“We need only assume that the government is doing its job (to find out about, and combat, terrorism) in order to conclude that there is a high probability that the government will intercept at least some electronic communications to which at least some of the plaintiffs are parties,” Justice Breyer wrote.
The decision blocking the lawsuit drew immediate criticism.
Peter Godwin, president of the PEN American Center, called the opinion “a Kafkaesque holding that puts writers, journalists, human rights workers on notice that the US government can look over their shoulders anywhere in the world and there is nothing they can do about it.”
“This ruling insulates the statute from meaningful judicial review and leaves Americans’ privacy rights to the mercy of the political branches,” said Jameel Jaffer, deputy legal director of the American Civil Liberties Union, who argued the case in October.
The decision stems from a constitutional challenge to a 2008 amendment to the Foreign Intelligence Surveillance Act.
The lawsuit was filed by the ACLU on behalf of various groups and individuals – including four lawyers, human rights workers with Amnesty International and Human Rights Watch, and two journalists working for The Nation magazine.

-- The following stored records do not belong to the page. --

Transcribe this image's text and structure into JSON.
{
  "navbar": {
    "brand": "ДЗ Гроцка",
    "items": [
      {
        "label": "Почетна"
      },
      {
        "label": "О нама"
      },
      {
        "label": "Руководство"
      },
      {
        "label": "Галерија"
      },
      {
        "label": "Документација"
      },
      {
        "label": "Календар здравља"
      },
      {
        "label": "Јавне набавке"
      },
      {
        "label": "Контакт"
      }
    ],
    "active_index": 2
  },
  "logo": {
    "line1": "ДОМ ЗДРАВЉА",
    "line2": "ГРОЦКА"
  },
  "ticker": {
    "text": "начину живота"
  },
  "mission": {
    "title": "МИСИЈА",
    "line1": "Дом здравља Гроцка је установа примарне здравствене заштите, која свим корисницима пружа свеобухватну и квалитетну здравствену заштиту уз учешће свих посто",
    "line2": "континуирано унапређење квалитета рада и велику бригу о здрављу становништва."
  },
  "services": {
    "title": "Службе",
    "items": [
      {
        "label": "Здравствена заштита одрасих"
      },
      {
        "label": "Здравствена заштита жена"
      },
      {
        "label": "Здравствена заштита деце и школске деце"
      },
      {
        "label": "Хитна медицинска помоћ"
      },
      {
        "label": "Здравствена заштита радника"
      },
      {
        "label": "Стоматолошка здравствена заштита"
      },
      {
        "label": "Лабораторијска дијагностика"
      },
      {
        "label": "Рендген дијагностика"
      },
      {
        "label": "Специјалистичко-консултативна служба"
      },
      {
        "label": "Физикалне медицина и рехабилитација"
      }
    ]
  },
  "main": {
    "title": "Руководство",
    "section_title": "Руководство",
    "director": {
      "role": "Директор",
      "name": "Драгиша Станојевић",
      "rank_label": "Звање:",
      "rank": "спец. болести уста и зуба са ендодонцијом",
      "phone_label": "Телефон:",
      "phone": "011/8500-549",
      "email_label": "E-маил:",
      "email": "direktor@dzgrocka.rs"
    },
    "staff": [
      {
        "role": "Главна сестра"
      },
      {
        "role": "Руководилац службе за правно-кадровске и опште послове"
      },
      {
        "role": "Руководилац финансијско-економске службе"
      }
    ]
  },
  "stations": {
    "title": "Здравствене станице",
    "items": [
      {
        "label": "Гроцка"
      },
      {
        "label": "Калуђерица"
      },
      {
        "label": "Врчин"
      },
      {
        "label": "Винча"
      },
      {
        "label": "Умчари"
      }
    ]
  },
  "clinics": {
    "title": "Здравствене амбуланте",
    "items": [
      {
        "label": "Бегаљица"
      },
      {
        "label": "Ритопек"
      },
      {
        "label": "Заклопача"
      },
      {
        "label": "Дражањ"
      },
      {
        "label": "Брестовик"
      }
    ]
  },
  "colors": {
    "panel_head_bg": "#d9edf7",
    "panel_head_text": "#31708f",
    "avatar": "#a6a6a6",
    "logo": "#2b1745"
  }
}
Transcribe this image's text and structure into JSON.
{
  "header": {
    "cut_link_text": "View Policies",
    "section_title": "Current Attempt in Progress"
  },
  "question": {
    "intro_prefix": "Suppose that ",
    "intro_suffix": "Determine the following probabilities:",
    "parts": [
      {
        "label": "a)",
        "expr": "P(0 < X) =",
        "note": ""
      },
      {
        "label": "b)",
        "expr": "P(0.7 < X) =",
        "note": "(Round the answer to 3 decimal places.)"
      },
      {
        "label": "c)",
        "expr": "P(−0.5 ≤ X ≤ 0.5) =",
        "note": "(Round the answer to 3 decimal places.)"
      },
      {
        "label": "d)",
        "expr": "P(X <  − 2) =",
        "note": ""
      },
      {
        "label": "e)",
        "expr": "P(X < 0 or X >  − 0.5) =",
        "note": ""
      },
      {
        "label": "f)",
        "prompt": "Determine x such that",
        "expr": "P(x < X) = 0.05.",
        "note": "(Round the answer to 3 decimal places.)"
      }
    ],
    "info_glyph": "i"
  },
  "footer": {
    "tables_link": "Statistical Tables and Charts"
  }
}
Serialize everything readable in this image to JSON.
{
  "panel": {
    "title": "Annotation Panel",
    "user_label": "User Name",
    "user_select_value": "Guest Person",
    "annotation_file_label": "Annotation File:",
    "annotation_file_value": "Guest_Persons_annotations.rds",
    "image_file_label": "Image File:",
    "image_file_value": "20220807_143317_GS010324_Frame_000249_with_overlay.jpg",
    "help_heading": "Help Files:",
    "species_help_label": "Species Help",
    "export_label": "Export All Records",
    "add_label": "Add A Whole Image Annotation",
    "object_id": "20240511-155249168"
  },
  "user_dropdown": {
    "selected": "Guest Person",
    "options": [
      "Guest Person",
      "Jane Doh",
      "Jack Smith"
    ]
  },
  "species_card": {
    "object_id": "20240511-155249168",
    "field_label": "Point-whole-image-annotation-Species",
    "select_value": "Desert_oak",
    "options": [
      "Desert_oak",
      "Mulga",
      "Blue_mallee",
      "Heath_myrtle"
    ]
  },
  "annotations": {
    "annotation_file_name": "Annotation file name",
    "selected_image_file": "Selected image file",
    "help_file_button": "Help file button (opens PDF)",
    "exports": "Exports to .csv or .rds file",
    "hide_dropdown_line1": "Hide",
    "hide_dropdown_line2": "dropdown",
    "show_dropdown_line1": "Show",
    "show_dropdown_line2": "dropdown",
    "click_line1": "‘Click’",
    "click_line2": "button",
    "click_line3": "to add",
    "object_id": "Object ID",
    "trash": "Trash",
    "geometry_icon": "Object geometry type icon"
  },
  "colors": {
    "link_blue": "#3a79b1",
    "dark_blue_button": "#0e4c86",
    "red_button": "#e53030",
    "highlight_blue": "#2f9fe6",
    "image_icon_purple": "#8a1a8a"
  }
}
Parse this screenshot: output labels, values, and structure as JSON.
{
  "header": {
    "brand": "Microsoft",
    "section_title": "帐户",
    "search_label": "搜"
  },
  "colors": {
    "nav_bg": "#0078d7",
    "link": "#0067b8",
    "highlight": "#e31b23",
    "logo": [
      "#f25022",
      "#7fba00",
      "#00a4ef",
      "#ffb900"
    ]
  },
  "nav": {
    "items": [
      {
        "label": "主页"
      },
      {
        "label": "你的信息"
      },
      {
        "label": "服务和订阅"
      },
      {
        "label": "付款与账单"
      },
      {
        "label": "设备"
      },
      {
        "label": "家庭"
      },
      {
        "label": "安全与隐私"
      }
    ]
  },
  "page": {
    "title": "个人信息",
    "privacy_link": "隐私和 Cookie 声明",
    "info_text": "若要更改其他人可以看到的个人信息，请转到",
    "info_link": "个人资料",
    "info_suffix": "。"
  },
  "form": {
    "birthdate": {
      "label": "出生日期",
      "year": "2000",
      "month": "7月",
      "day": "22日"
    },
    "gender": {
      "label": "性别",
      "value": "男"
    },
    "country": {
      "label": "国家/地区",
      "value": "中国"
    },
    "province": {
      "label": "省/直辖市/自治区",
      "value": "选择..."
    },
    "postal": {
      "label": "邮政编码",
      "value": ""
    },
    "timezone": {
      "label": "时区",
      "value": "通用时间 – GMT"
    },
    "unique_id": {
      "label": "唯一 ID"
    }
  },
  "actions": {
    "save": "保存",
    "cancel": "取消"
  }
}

The plaintiffs said the law insulates the government’s surveillance activities from meaningful judicial review.